The Big Wave – Raphael Fonseca, 2011

Published in portuguese at the blog



Between October 11th and November 6th is realized the exhibition “Pintura Antifurto”[Anti-theft Painting], by Pedro Victor Brandão, at Casa França-Brasil, at the center of Rio de Janeiro. It is another edition of the project Ocupação Cofre [Vault Occupation], by which contemporary artist from different generations deal with the space designated to the vault of the building projected by Grandjean de Montigny, that in the past was part of the Praça do Comércio [Square of the Commerce] and headquarters of the Alfândega [Customhouse] of the carioca port.

The work of the artist, at first instance, is different of previous occupation due to its explicit dialogue with the history of our patrimony. From the door it is possible to see a rectangle (56×156 cm) at the spectator’s eye level that fits the horizontal space of the front wall. Looking closely, we perceive that four rows of Real’s banknote images embody the geometric form. Twenty four banknotes by each line. Magenta and white are the tones of this mosaic. Below there is a stand where a series of these notes where available to the spectator, since the day of the opening. Now we deal with the emptiness such as the white of this “flag” of twenty and fifty Real banknotes. The recoded turn of the currency into the (phantasmatic) sacred space of the vault and now destined to contemporary art.

We can read this work through the relation between art and politics. Pedro Victor could individually shoot banknotes stained by the “anti-theft liquid” present at some ATM’s. In an attempt to break the structure of the machine, usually with the use of explosives, a magenta coloured liquid is released, impregnating the money and, therefore, due to the recent determination of the Central Bank, transforming it into mere paper. The image of the object resultant of a crime is transformed into art. That which legally has no more financial value goes back to its initial state; elevated to art status, it is likely to have value again, but already within the art market. Adding to the irony of this image, the artist lets the audience take home, free of charge, a particle of the mosaic. These spectators become collectors and, due to lack of a daily reposition of these copies (signed and serialized in the verse), they can now speculate on the possible values for their small works of art.

By what other means of access, however, can we read this exposition? Let’s go back to its titled: “anti-theft painting”. Is there any painting exhibited here? No, we have the photographic record of these notes that were not painted by chance (because of the intension of the violation), but in a “random” way. This work was built collaboratively; a robbery was necessary to happen so that these notes were stained. The ways how these ATM’s were violated are proportional to the different kind of magenta paintings. There is some kind of tension between photography and painting, technical and “artisanal” (only in pictorial title and not in the act, since it is a machine that performs the painting, even if triggered manually by humans). After completing the photographic clicks, Pedro Victor had a curatorial work: he chose the images that would give a body to his installation and with them made explicit the contrast between the stain and raw note. Thus, on the gallery wall we have the confrontation amid the color and the trace of the banknote’s death. The bones still deteriorate, but that does not make much difference; the corpse is already exposed.

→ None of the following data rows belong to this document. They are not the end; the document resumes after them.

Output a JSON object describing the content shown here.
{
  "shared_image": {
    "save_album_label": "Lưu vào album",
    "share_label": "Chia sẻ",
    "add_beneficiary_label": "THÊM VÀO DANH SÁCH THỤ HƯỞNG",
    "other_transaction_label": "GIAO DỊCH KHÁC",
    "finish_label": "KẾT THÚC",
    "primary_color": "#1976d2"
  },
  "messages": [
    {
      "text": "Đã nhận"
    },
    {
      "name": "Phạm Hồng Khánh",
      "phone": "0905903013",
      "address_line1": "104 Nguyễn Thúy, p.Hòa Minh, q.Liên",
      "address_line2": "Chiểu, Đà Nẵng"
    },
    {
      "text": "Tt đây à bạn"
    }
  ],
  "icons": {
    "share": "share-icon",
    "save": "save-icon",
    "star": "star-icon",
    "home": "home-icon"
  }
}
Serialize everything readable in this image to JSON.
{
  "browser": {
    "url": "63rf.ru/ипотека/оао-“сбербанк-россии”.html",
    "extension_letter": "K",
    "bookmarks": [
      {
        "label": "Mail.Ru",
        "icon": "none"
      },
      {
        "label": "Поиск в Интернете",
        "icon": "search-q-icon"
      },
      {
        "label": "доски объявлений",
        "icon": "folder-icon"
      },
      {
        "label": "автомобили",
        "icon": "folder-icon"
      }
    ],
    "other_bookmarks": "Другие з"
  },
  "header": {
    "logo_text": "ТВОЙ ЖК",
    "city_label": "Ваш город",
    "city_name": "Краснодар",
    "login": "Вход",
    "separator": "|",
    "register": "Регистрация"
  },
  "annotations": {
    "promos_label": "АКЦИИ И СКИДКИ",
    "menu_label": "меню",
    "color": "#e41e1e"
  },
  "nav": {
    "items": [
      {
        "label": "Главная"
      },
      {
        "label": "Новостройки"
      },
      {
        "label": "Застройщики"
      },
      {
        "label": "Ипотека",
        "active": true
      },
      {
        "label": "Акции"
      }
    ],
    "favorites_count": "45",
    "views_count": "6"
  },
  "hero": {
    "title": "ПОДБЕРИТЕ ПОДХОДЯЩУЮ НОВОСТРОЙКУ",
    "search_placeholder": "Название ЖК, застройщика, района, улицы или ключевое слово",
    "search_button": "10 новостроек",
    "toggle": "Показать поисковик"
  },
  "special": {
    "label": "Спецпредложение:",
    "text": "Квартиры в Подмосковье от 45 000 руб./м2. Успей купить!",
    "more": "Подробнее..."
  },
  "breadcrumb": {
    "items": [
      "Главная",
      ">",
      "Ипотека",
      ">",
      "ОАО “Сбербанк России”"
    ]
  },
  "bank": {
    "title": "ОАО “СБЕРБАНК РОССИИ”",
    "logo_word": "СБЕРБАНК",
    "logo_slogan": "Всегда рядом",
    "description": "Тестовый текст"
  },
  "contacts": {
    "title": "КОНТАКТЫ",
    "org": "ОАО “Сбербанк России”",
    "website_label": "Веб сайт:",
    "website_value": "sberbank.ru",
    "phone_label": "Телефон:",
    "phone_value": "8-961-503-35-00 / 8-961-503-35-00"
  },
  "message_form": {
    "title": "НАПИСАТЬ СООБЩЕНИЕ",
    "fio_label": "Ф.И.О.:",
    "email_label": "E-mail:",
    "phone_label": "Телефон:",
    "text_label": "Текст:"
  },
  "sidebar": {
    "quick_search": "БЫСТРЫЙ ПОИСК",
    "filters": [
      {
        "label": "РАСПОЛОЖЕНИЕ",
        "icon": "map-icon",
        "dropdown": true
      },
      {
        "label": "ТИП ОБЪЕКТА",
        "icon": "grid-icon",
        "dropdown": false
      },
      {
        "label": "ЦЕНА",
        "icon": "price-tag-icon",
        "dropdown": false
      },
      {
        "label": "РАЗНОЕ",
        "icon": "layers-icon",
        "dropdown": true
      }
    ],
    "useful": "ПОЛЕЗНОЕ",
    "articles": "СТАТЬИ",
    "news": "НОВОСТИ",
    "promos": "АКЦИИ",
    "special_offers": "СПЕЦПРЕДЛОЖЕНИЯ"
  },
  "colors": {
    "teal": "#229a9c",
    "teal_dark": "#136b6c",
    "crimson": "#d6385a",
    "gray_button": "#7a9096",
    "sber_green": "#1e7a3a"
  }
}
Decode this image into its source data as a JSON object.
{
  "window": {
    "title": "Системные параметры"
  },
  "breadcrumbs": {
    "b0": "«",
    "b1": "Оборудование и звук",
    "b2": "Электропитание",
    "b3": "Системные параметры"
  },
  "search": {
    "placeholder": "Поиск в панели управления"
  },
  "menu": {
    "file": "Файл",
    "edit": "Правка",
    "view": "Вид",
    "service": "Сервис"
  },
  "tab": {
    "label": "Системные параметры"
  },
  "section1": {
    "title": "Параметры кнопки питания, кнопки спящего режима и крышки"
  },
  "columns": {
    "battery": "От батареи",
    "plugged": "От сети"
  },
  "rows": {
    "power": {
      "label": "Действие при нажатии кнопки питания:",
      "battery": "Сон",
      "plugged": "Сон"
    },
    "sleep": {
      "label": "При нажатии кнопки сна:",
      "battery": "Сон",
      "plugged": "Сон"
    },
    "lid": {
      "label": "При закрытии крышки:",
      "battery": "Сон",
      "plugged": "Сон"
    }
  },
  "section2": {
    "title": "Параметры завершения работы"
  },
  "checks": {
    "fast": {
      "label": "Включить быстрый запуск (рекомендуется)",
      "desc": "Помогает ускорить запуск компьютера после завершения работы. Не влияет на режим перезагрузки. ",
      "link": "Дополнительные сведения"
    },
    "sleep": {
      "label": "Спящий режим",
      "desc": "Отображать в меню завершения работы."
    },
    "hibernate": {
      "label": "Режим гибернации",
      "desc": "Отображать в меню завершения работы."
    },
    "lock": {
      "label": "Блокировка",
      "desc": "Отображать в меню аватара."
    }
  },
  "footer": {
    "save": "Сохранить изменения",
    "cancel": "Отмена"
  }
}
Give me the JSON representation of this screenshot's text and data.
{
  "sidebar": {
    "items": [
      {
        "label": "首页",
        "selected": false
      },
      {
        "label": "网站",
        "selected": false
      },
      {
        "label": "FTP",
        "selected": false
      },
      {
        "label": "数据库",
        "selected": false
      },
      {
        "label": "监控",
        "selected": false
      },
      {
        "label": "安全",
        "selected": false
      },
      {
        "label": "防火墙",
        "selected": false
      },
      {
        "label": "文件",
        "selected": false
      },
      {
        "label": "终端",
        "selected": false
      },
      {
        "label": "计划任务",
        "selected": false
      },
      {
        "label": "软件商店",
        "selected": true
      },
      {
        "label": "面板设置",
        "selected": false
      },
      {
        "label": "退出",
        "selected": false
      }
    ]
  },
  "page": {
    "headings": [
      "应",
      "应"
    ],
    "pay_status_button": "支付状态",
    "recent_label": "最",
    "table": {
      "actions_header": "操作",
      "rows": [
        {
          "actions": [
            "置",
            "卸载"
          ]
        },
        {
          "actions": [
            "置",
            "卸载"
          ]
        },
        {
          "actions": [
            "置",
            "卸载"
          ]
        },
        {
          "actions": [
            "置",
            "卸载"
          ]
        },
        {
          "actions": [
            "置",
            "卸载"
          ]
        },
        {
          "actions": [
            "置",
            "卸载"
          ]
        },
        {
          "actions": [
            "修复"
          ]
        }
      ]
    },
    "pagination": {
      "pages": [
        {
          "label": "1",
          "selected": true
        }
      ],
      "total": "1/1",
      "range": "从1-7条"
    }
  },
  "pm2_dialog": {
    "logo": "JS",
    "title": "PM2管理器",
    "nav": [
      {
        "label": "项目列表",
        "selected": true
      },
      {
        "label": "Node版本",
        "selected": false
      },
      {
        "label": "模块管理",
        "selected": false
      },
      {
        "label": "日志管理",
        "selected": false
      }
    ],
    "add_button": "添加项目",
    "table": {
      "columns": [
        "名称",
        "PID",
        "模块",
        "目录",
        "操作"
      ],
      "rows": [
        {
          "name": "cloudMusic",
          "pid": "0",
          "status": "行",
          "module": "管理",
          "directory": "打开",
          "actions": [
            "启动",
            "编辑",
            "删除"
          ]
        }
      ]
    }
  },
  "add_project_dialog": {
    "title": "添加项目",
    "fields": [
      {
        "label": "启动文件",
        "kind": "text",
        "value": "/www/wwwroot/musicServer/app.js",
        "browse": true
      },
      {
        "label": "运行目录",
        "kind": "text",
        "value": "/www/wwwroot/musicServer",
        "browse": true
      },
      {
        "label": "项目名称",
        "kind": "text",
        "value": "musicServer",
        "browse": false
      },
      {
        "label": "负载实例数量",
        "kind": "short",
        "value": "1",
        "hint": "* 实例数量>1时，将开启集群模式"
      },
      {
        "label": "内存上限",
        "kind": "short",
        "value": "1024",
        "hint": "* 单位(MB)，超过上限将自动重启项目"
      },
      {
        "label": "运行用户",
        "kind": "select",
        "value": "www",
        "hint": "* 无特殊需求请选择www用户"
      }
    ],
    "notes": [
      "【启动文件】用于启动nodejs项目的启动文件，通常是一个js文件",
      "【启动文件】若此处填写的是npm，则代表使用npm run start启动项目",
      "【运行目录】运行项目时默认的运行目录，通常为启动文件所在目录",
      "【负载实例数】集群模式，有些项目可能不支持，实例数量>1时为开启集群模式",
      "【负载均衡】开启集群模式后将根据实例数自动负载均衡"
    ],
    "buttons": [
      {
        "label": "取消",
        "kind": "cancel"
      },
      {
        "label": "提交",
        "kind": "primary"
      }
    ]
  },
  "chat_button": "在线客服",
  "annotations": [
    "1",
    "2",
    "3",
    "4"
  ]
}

Formally, the organization of these white areas, which refer to layers of the same image, as if someone had ripped its surface, reminds of the painting of the so called “abstract expressionism.” An “organized disorder” and a weight thought to the colors seen, within this historical period to work, punctually at Clyfford Still’s work. Stalactites, mountains or fable? Ultimately, landscape. The horizontal character of the image contributes to this apprehension. Its format dialogues directly with the classical landscape painting, monumental or private, but always with the intention to be a window and show the public the extent of an area, its panorama.

This way of building the visuality was received and configured by the still incipient photography during the nineteenth century. From one Victor to another. One of the photographs taken by Victor Frond subsequently transformed into lithography for the book “Picturesque Brazil” (1858-1861), is an overview of the “Entry of Guanabara Bay.” The immensity of the sky, the discreet but lush carioca tropical landscape and the vessels queued to approach, possibly, the Port of Rio de Janeiro. And where is held the exhibition of Pedro Victor Brandão? Just in the building that once the Customs of that port was headquartered. Just as ATMs and banks, ports are also spaces of financial exchange. Accordingly, the detached notes offered by the artist become small postcards of his (now) fictional landscape. The carioca nature is equally anti-theft; any attempt to record it will always be mere trace, as well as those fragments of photo paper. From the foreign and exoticizing look of an artist about a city to the target on the status quo of violence and economy in the safe harbor of another photographer.

In the bottom of the central image of “Anti-theft Painting”, the contrast occurs in a punctual way: small “white stains” alongside of what really is the stained area; above, an increased contrast given by the continuous extension of white. The wet sand after encountering the water and a big wave is announced between the horizon and the margin. Tamarins are no longer golden, ounces have their spots erased. There is no more space for the calm apprehension of Guanabara Bay. It is necessary to swim against the tide, climb this big wave and prevent it from becoming a social seaquake.